§ BRIEF: With no line left out, restate the data word for word.

§ TASK INPUT:
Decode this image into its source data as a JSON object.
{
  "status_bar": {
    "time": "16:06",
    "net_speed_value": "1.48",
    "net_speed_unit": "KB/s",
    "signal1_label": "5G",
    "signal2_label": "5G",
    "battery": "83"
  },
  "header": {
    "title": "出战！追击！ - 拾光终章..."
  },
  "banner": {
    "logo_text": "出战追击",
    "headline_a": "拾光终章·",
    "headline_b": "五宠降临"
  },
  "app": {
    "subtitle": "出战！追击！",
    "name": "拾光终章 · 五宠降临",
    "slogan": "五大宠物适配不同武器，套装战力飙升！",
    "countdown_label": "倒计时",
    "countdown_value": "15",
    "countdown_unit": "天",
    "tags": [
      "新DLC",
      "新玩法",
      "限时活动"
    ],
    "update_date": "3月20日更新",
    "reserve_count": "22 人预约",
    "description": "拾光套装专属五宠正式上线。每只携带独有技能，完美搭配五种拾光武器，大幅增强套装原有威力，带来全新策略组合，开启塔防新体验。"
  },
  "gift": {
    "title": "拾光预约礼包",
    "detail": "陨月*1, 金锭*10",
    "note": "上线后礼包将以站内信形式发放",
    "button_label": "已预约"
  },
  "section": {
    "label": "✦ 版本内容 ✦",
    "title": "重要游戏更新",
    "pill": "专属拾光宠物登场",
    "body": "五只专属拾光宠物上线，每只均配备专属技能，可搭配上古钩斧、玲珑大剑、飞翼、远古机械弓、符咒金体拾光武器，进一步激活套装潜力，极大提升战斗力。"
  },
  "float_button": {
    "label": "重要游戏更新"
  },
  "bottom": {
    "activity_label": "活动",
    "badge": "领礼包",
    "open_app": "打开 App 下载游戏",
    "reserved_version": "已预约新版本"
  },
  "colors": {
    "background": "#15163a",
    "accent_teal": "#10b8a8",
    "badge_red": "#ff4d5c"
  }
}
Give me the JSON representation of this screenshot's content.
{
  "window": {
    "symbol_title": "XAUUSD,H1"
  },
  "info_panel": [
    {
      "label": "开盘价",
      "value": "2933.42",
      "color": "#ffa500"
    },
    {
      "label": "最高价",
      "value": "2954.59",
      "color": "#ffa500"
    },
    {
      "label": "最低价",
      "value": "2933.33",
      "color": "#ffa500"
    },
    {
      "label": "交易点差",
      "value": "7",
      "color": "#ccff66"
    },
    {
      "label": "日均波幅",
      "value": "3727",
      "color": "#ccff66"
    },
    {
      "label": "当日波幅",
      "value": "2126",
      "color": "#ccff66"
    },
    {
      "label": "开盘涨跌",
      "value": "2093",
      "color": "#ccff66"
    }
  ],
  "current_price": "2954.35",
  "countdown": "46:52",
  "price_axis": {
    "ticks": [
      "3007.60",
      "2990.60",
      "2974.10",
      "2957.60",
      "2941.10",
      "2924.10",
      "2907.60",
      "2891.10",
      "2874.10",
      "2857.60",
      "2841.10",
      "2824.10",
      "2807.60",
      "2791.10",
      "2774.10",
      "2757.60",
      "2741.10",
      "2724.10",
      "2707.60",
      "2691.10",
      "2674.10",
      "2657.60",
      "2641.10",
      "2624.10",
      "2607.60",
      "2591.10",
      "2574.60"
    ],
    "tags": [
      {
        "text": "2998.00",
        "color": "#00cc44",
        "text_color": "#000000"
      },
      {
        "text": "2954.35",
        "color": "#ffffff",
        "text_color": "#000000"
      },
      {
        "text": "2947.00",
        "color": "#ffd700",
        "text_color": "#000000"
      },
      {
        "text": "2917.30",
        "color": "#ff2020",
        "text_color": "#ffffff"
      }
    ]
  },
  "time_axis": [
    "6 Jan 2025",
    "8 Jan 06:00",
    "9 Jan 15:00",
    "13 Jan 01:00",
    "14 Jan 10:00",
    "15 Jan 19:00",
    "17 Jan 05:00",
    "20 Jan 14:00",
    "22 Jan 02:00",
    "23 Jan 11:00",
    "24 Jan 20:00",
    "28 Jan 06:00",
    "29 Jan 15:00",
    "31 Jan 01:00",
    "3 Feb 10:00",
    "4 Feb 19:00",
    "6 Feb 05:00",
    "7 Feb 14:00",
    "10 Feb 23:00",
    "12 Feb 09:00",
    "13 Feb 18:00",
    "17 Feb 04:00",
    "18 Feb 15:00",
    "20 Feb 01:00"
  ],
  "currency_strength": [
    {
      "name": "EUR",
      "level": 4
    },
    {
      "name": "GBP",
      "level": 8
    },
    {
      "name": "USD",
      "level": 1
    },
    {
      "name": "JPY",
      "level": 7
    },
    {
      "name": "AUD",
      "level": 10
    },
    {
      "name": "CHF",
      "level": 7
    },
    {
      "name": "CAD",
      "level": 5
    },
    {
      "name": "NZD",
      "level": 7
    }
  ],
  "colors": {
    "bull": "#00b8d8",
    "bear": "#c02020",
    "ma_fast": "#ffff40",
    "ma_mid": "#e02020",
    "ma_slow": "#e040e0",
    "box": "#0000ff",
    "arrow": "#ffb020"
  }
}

§ EXERCISE OUTPUT:
Decode this image into its source data as a JSON object.
{
  "status_bar": {
    "time": "16:06",
    "net_speed_value": "1.48",
    "net_speed_unit": "KB/s",
    "signal1_label": "5G",
    "signal2_label": "5G",
    "battery": "83"
  },
  "header": {
    "title": "出战！追击！ - 拾光终章..."
  },
  "banner": {
    "logo_text": "出战追击",
    "headline_a": "拾光终章·",
    "headline_b": "五宠降临"
  },
  "app": {
    "subtitle": "出战！追击！",
    "name": "拾光终章 · 五宠降临",
    "slogan": "五大宠物适配不同武器，套装战力飙升！",
    "countdown_label": "倒计时",
    "countdown_value": "15",
    "countdown_unit": "天",
    "tags": [
      "新DLC",
      "新玩法",
      "限时活动"
    ],
    "update_date": "3月20日更新",
    "reserve_count": "22 人预约",
    "description": "拾光套装专属五宠正式上线。每只携带独有技能，完美搭配五种拾光武器，大幅增强套装原有威力，带来全新策略组合，开启塔防新体验。"
  },
  "gift": {
    "title": "拾光预约礼包",
    "detail": "陨月*1, 金锭*10",
    "note": "上线后礼包将以站内信形式发放",
    "button_label": "已预约"
  },
  "section": {
    "label": "✦ 版本内容 ✦",
    "title": "重要游戏更新",
    "pill": "专属拾光宠物登场",
    "body": "五只专属拾光宠物上线，每只均配备专属技能，可搭配上古钩斧、玲珑大剑、飞翼、远古机械弓、符咒金体拾光武器，进一步激活套装潜力，极大提升战斗力。"
  },
  "float_button": {
    "label": "重要游戏更新"
  },
  "bottom": {
    "activity_label": "活动",
    "badge": "领礼包",
    "open_app": "打开 App 下载游戏",
    "reserved_version": "已预约新版本"
  },
  "colors": {
    "background": "#15163a",
    "accent_teal": "#10b8a8",
    "badge_red": "#ff4d5c"
  }
}
Give me the JSON representation of this screenshot's content.
{
  "window": {
    "symbol_title": "XAUUSD,H1"
  },
  "info_panel": [
    {
      "label": "开盘价",
      "value": "2933.42",
      "color": "#ffa500"
    },
    {
      "label": "最高价",
      "value": "2954.59",
      "color": "#ffa500"
    },
    {
      "label": "最低价",
      "value": "2933.33",
      "color": "#ffa500"
    },
    {
      "label": "交易点差",
      "value": "7",
      "color": "#ccff66"
    },
    {
      "label": "日均波幅",
      "value": "3727",
      "color": "#ccff66"
    },
    {
      "label": "当日波幅",
      "value": "2126",
      "color": "#ccff66"
    },
    {
      "label": "开盘涨跌",
      "value": "2093",
      "color": "#ccff66"
    }
  ],
  "current_price": "2954.35",
  "countdown": "46:52",
  "price_axis": {
    "ticks": [
      "3007.60",
      "2990.60",
      "2974.10",
      "2957.60",
      "2941.10",
      "2924.10",
      "2907.60",
      "2891.10",
      "2874.10",
      "2857.60",
      "2841.10",
      "2824.10",
      "2807.60",
      "2791.10",
      "2774.10",
      "2757.60",
      "2741.10",
      "2724.10",
      "2707.60",
      "2691.10",
      "2674.10",
      "2657.60",
      "2641.10",
      "2624.10",
      "2607.60",
      "2591.10",
      "2574.60"
    ],
    "tags": [
      {
        "text": "2998.00",
        "color": "#00cc44",
        "text_color": "#000000"
      },
      {
        "text": "2954.35",
        "color": "#ffffff",
        "text_color": "#000000"
      },
      {
        "text": "2947.00",
        "color": "#ffd700",
        "text_color": "#000000"
      },
      {
        "text": "2917.30",
        "color": "#ff2020",
        "text_color": "#ffffff"
      }
    ]
  },
  "time_axis": [
    "6 Jan 2025",
    "8 Jan 06:00",
    "9 Jan 15:00",
    "13 Jan 01:00",
    "14 Jan 10:00",
    "15 Jan 19:00",
    "17 Jan 05:00",
    "20 Jan 14:00",
    "22 Jan 02:00",
    "23 Jan 11:00",
    "24 Jan 20:00",
    "28 Jan 06:00",
    "29 Jan 15:00",
    "31 Jan 01:00",
    "3 Feb 10:00",
    "4 Feb 19:00",
    "6 Feb 05:00",
    "7 Feb 14:00",
    "10 Feb 23:00",
    "12 Feb 09:00",
    "13 Feb 18:00",
    "17 Feb 04:00",
    "18 Feb 15:00",
    "20 Feb 01:00"
  ],
  "currency_strength": [
    {
      "name": "EUR",
      "level": 4
    },
    {
      "name": "GBP",
      "level": 8
    },
    {
      "name": "USD",
      "level": 1
    },
    {
      "name": "JPY",
      "level": 7
    },
    {
      "name": "AUD",
      "level": 10
    },
    {
      "name": "CHF",
      "level": 7
    },
    {
      "name": "CAD",
      "level": 5
    },
    {
      "name": "NZD",
      "level": 7
    }
  ],
  "colors": {
    "bull": "#00b8d8",
    "bear": "#c02020",
    "ma_fast": "#ffff40",
    "ma_mid": "#e02020",
    "ma_slow": "#e040e0",
    "box": "#0000ff",
    "arrow": "#ffb020"
  }
}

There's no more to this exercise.